Nevertheless, I think GM is making the right decision by keeping the price tag down. While the Corvette is obviously very pricey for the average American, it's still within "dreaming distance" for many people. In other words, even if they can't afford a Corvette today, members of the upper-middle class can aspire to buy one someday -- whereas the Porsche 911 is the sports car of the super-rich.
The Porsche 911's price puts it out of reach for all but the super-rich. (Photo: Porsche.)
As such, the 2014 Corvette Stingray can serve as an effective halo car for Chevrolet.

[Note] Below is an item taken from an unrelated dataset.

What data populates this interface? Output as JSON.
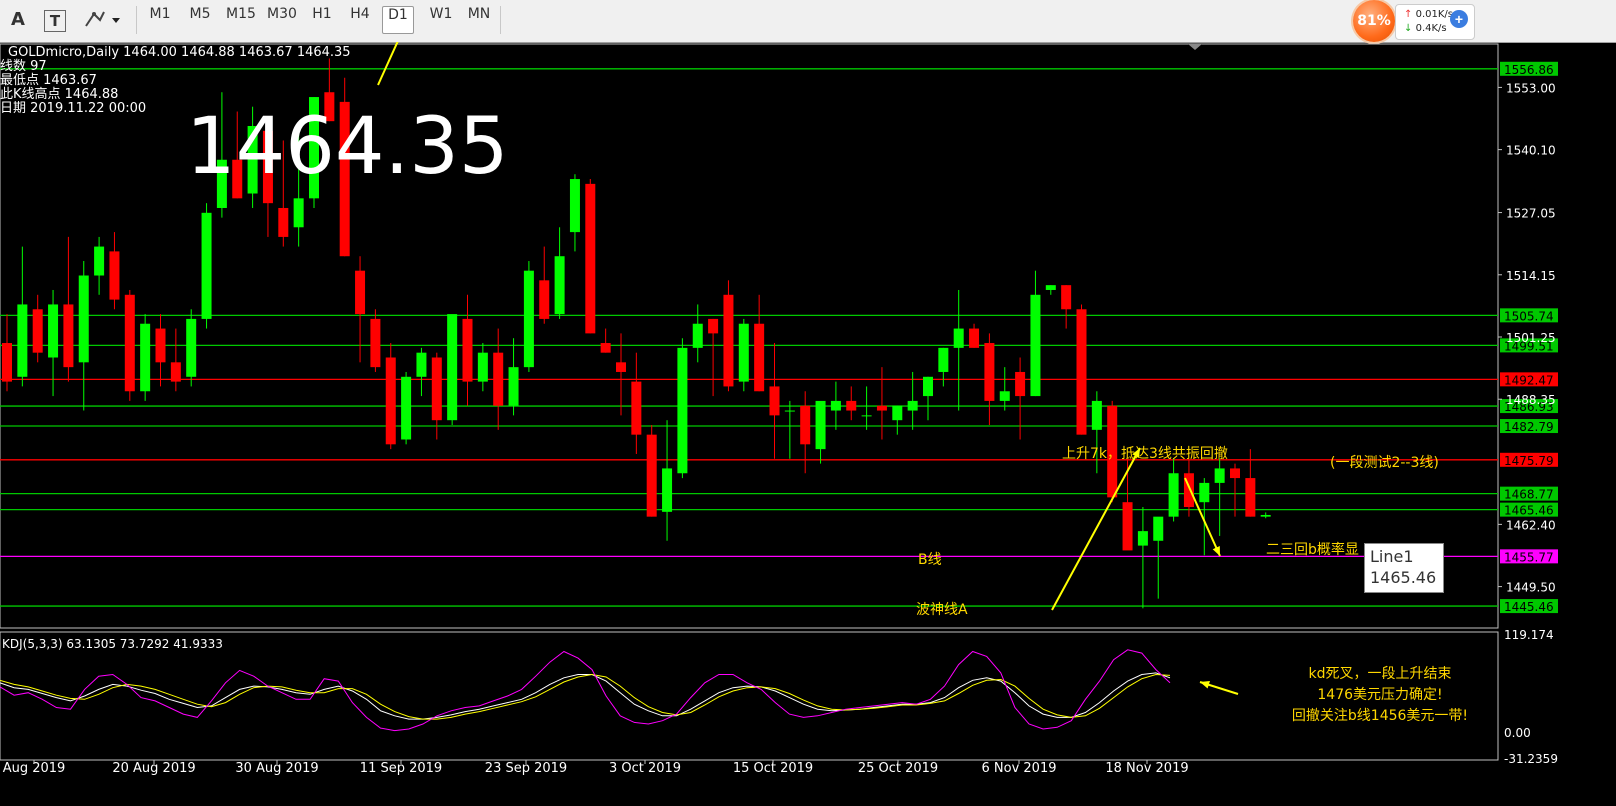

People may come to dealers just to look at their dream car, but that gives salespeople a chance to turn them into potential customers by pointing them toward more affordable vehicles like the new Chevy Impala full-size sedan or the Chevy Equinox crossover.
Based on the early reviews, it looked like the 2014 Corvette Stingray could be a big hit for GM. Sure enough, six months after launch, GM is still having trouble keeping the new Corvette in stock at dealers.
Even with a $2,000 price increase for the base model and a $1,200 increase for the Z51 performance package, it could take a while for supply to catch up with demand. However, GM is wisely keeping the price at a level where the Corvette will not become the exclusive toy of the rich and famous. This will help it serve as a halo car to drive higher retail sales of Chevy's more affordable vehicles.
Get all the best tips for saving money on your next vehicle!
You don't know it yet, but you probably spent thousands more than you should have on your vehicle. In fact, the auto industry can be such a dangerous place for consumers that our top auto experts are determined to even the playing field. That's why they created a brand-new free report on The Car Buying Secrets You Must Know. The advice inside could save you thousands of dollars on your next car, so be sure to read this report while it lasts. Your conscience, and your wallet, will thank you. Click here now for instant access.
The article The 2014 Corvette Stingray Is So Popular, It's Getting a Price Increase originally appeared on Fool.com.
Adam Levine-Weinberg has no position in any stocks mentioned. The Motley Fool recommends General Motors. Try any of our Foolish newsletter services free for 30 days. We Fools don't all hold the same opinions, but we all believe that considering a diverse range of insights makes us better investors. The Motley Fool has a disclosure policy.
Copyright © 1995 - 2014 The Motley Fool, LLC. All rights reserved. The Motley Fool has a disclosure policy.